Eden saw play
praise with elation
praise every morning
of the new day”
Aziraphale trailed off, stumbling over another m as though he wasn’t sure if he was repeating a verse or not. Apparently not. He cleared his throat and nodded. “Something like that, anyway.”
“Ah,” Crowley said.
“The family sang too,” Aziraphale added. “It wasn’t just… that is… er.” His voice had gone wavery. Crowley didn’t look up, but he suspected if he did he’d see tears in the angel’s eyes.
“It was nice,” he managed, feeling a bit strangled.
This time Aziraphale sounded genuine. “Thank you, dear.”
Crowley glanced around the park. It was properly night, now, but he could see fairly well in the dark, and the glow of the streetlamps cast soft gold patches around the edges of the path. It could have been his imagination, but some of the dead foliage looked significantly greener than it had a few minutes ago. Leave it to an angel to cheat on growing plants.

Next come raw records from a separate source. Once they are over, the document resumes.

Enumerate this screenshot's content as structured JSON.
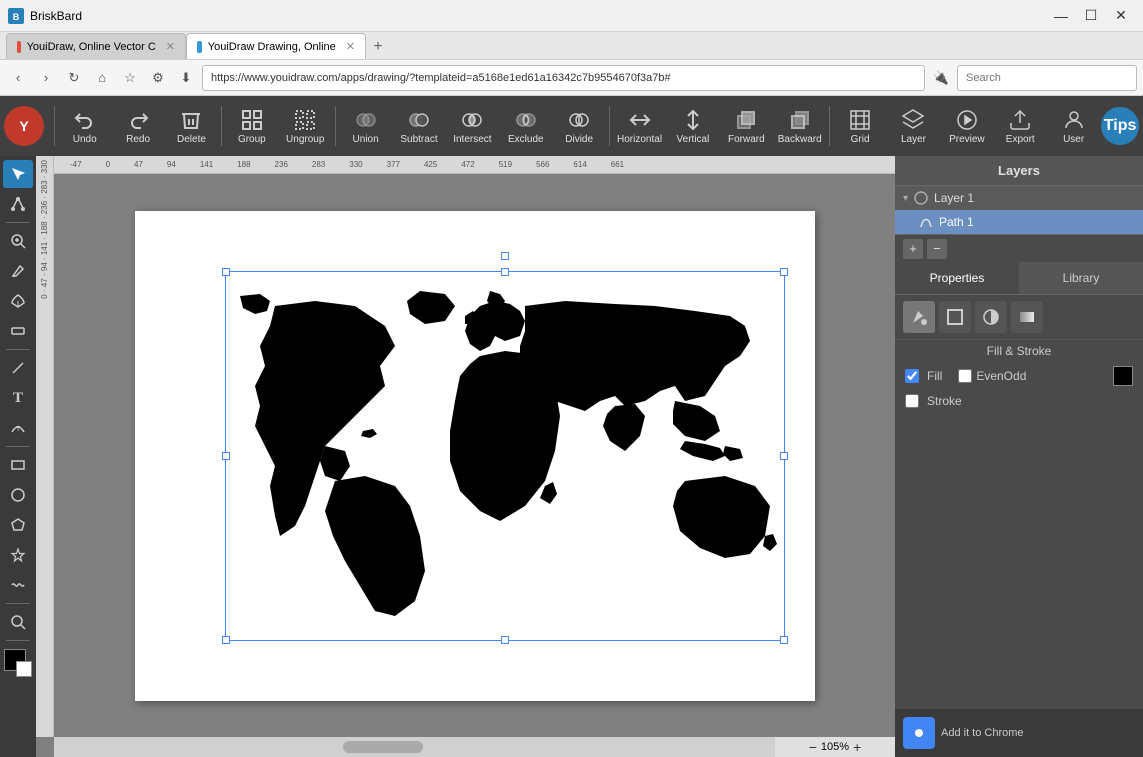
{
  "titlebar": {
    "title": "BriskBard",
    "controls": {
      "minimize": "—",
      "maximize": "☐",
      "close": "✕"
    }
  },
  "browser": {
    "nav": {
      "back": "‹",
      "forward": "›",
      "refresh": "↻",
      "home": "⌂",
      "bookmarks": "☆",
      "settings": "⚙",
      "download": "⬇"
    },
    "url": "https://www.youidraw.com/apps/drawing/?templateid=a5168e1ed61a16342c7b9554670f3a7b#",
    "search_placeholder": "Search",
    "tabs": [
      {
        "label": "YouiDraw, Online Vector C",
        "active": false
      },
      {
        "label": "YouiDraw Drawing, Online",
        "active": true
      }
    ]
  },
  "toolbar": {
    "buttons": [
      {
        "id": "undo",
        "label": "Undo",
        "icon": "↩"
      },
      {
        "id": "redo",
        "label": "Redo",
        "icon": "↪"
      },
      {
        "id": "delete",
        "label": "Delete",
        "icon": "✕"
      },
      {
        "id": "group",
        "label": "Group",
        "icon": "▣"
      },
      {
        "id": "ungroup",
        "label": "Ungroup",
        "icon": "◫"
      },
      {
        "id": "union",
        "label": "Union",
        "icon": "⊕"
      },
      {
        "id": "subtract",
        "label": "Subtract",
        "icon": "⊖"
      },
      {
        "id": "intersect",
        "label": "Intersect",
        "icon": "⊗"
      },
      {
        "id": "exclude",
        "label": "Exclude",
        "icon": "⊘"
      },
      {
        "id": "divide",
        "label": "Divide",
        "icon": "⊙"
      },
      {
        "id": "horizontal",
        "label": "Horizontal",
        "icon": "⇔"
      },
      {
        "id": "vertical",
        "label": "Vertical",
        "icon": "⇕"
      },
      {
        "id": "forward",
        "label": "Forward",
        "icon": "▲"
      },
      {
        "id": "backward",
        "label": "Backward",
        "icon": "▼"
      },
      {
        "id": "grid",
        "label": "Grid",
        "icon": "⊞"
      },
      {
        "id": "layer",
        "label": "Layer",
        "icon": "◧"
      },
      {
        "id": "preview",
        "label": "Preview",
        "icon": "▷"
      },
      {
        "id": "export",
        "label": "Export",
        "icon": "↗"
      },
      {
        "id": "user",
        "label": "User",
        "icon": "👤"
      },
      {
        "id": "tips",
        "label": "Tips",
        "icon": "?"
      }
    ]
  },
  "left_tools": [
    {
      "id": "select",
      "icon": "↖",
      "active": true
    },
    {
      "id": "node",
      "icon": "⬡"
    },
    {
      "id": "zoom-tool",
      "icon": "⊕"
    },
    {
      "id": "pencil",
      "icon": "✏"
    },
    {
      "id": "pen",
      "icon": "✒"
    },
    {
      "id": "eraser",
      "icon": "◻"
    },
    {
      "id": "line",
      "icon": "╱"
    },
    {
      "id": "text",
      "icon": "T"
    },
    {
      "id": "text-on-path",
      "icon": "ℹ"
    },
    {
      "id": "rect",
      "icon": "□"
    },
    {
      "id": "circle",
      "icon": "○"
    },
    {
      "id": "polygon",
      "icon": "⬡"
    },
    {
      "id": "star",
      "icon": "★"
    },
    {
      "id": "freehand",
      "icon": "〜"
    },
    {
      "id": "zoom",
      "icon": "🔍"
    },
    {
      "id": "swatch1",
      "icon": "■"
    },
    {
      "id": "swatch2",
      "icon": "□"
    }
  ],
  "canvas": {
    "zoom_level": "105%",
    "zoom_minus": "−",
    "zoom_plus": "+",
    "ruler_labels": [
      "-47",
      "-0",
      "47",
      "94",
      "141",
      "188",
      "236",
      "283",
      "330",
      "377",
      "425",
      "472",
      "519",
      "566",
      "614",
      "661"
    ]
  },
  "layers_panel": {
    "title": "Layers",
    "layer1": "Layer 1",
    "path1": "Path 1",
    "controls": {
      "add": "+",
      "remove": "−"
    }
  },
  "properties_panel": {
    "tabs": [
      {
        "id": "properties",
        "label": "Properties",
        "active": true
      },
      {
        "id": "library",
        "label": "Library",
        "active": false
      }
    ],
    "icon_buttons": [
      {
        "id": "fill-icon",
        "icon": "▣"
      },
      {
        "id": "stroke-icon",
        "icon": "◻"
      },
      {
        "id": "opacity-icon",
        "icon": "◑"
      },
      {
        "id": "gradient-icon",
        "icon": "▤"
      }
    ],
    "fill_stroke_label": "Fill & Stroke",
    "fill": {
      "checked": true,
      "label": "Fill",
      "even_odd_checked": false,
      "even_odd_label": "EvenOdd",
      "color": "#000000"
    },
    "stroke": {
      "checked": false,
      "label": "Stroke"
    }
  },
  "status_bar": {
    "add_to_chrome": "Add it to Chrome"
  }
}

Crowley leaned his head on Aziraphale’s shoulder. A few minutes later, Aziraphale let go of his hand in favor of wrapping his arm around Crowley’s shoulders and pulling him close. Crowley curled into his side with a sigh, and snuck an arm around Aziraphale’s waist. Aziraphale did not sing any more, but the melody continued to echo in Crowley’s ribs.
“You didn’t sing about Heaven,” he mumbled, vaguely approving.
“It wouldn’t have felt right.”
“No,” Crowley agreed. “Earth’s where it’s at.”
“But not Johan. Not anymore.”
And then he was shaking with it, and all Crowley could do was hold him close and rub his back and wave a hand to conjure up a handkerchief. “All right, Angel,” he murmured. “You did what you could.” Anything he could say would be inadequate, but he couldn’t stop hmself from saying it anyway. "You were there.”
“He was there,” Aziraphale sniffed. “For me.”
“I’m glad he was,” Crowley said, finding he truly meant it.
“Sssshhh. Angel.” Crowley didn’t say it’s okay because it wasn’t really. He did say, “I’m here now.”
“Stay,” Aziraphale said, voice thick.
“Yeah,” said Crowley, his tongue tripping on anything more eloquent than that. “I’m not going anywhere. Not really.”
It took another minute for Aziraphale to compose himself. He wiped his face with the handkerchief and took a shaky breath. “Would you listen?” he asked quietly. “If I talked about him? About all of them?”
Crowley sucked in a breath. The thought of more knowledge pressed tight around his lungs.
Aziraphale waited, and dabbed at his eyes. He was putting the sadness away. Crowley could feel the tightness of his shoulders, see the stiffness in his face. In a few hours it would be as though this conversation had never happened, and Crowley would have proved to be no better awake than asleep.
Praise for the singing, Aziraphale's voice echoed between his teeth. Praise for the morning
“Yes,” Crowley said, knowing that at this rate they’d be walking all night. “Tell me. I’m here.”